Rockford library looking to expand, could leave KDL system

ROCKFORD, Mich. (WOOD) — Several townships and the Rockford city council will meet Wednesday night to discuss the future of the Krause Memorial Library.

Since 1937, the library has been at the corner of S Monroe Street and E Bridge Street. In 1994, voters passed a millage, and the building has been a part of the Kent District Library system since.

“By square footage, it’s the most popular library in all of KDL,” said Cannon Township Supervisor Steve Grimm.

The Krause Memorial Library on Dec. 7, 2021.

The building currently serves people in the city of Rockford, Algoma Township, Courtland Township and Cannon Township. Local leaders say because of its popularity, they’ve been looking at ways to expand the library for the last few years.

“Right now, it’s 9,000 square feet and we did some needs analysis. We think we could grow it up to 27,000 sq feet,” said Algoma Township Supervisor Kevin Green.

Grimm says the Bridge St. building would expand into what is now the back parking lot. He says they approached KDL about expanding but says the district library’s structure does not allot funds for a project like this.

He says to pay for an expansion, all four municipalities would potentially have to establish another tax in addition to the millage people already pay to run the library through KDL.

Local leaders plan to look into their options at a special meeting Wednesday. They say one of the options they’re exploring is breaking away from KDL altogether. They say this would need to be decided before the 20-year millage expires in 2023, but first, they want to provide taxpayers with information about how it would work.

“If the taxpayers wanted, we could have this be a stand-alone library, for a lot less money, but you wouldn’t have the level of service because you don’t have the other libraries you can have access to,” said Grimm.

Grimm says going independent would also mean hiring new staff and buying new books. He says despite discourse on social media, this project has nothing to do with censorship or removing books from the library.

“It is not about control over what people can read. To me families decide what they should or shouldn’t read, not township boards or city councils or even district libraries,” said Grimm.

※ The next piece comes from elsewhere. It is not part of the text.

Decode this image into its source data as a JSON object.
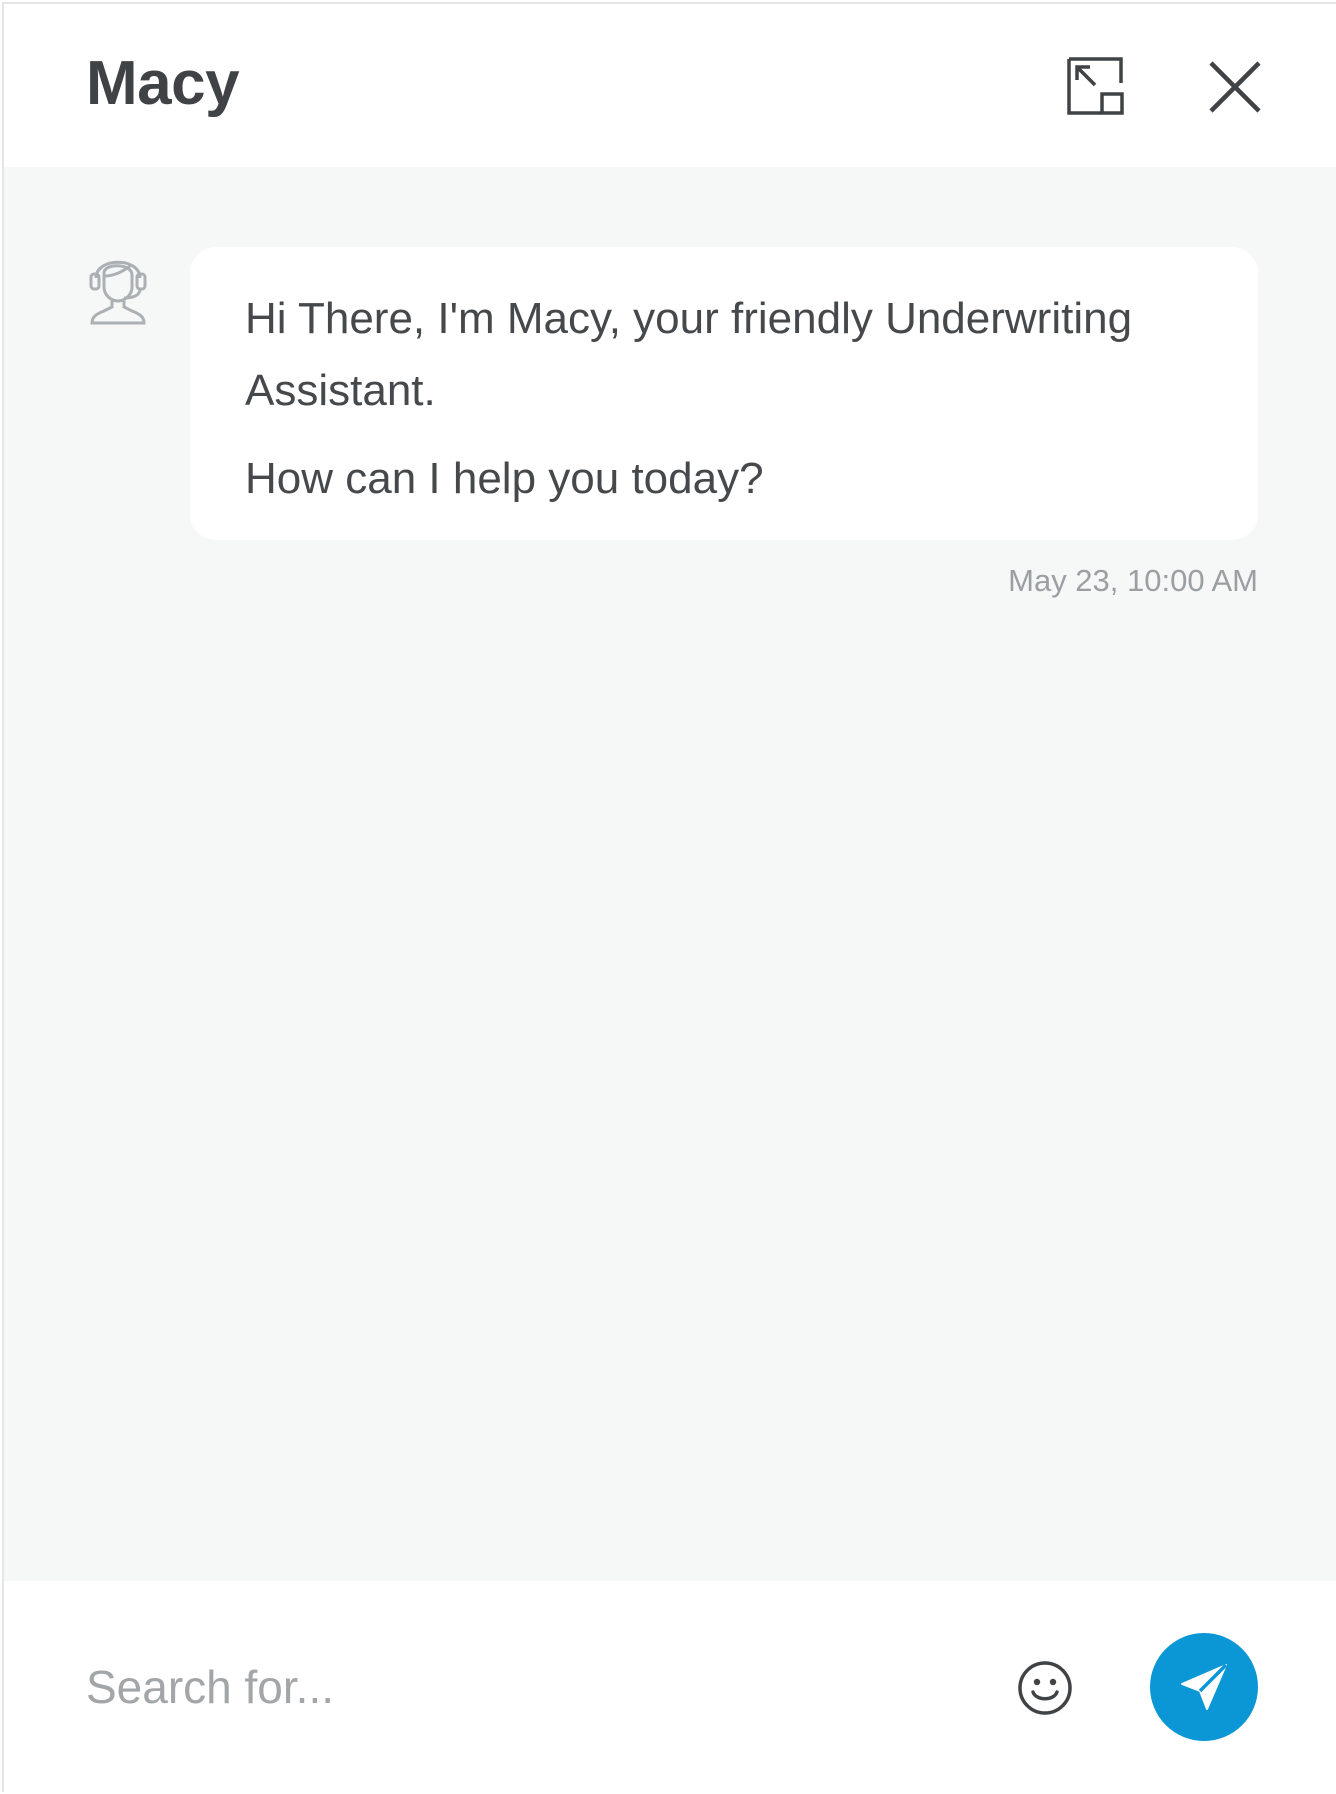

Local leaders say they’re still in the preliminary discussion phase and the final decision would be up to voters. They say they’re hoping to provide residents an option to save money while still providing the services they depend on.

“We’re not sure what this is going to look like but it’s our job to be good stewards of the taxpayer’s dollar,” said Green. “People are hurting as we all know. So, if you save $100 on your tax bill for example or whatever the number becomes, it all adds up.”

The special meeting will be held at 7 p.m. at East Middle School. It will be in person and open to the public.

—Correction: A previous version of this article reported the wrong day the meeting will happen. We regret the error, which has been fixed.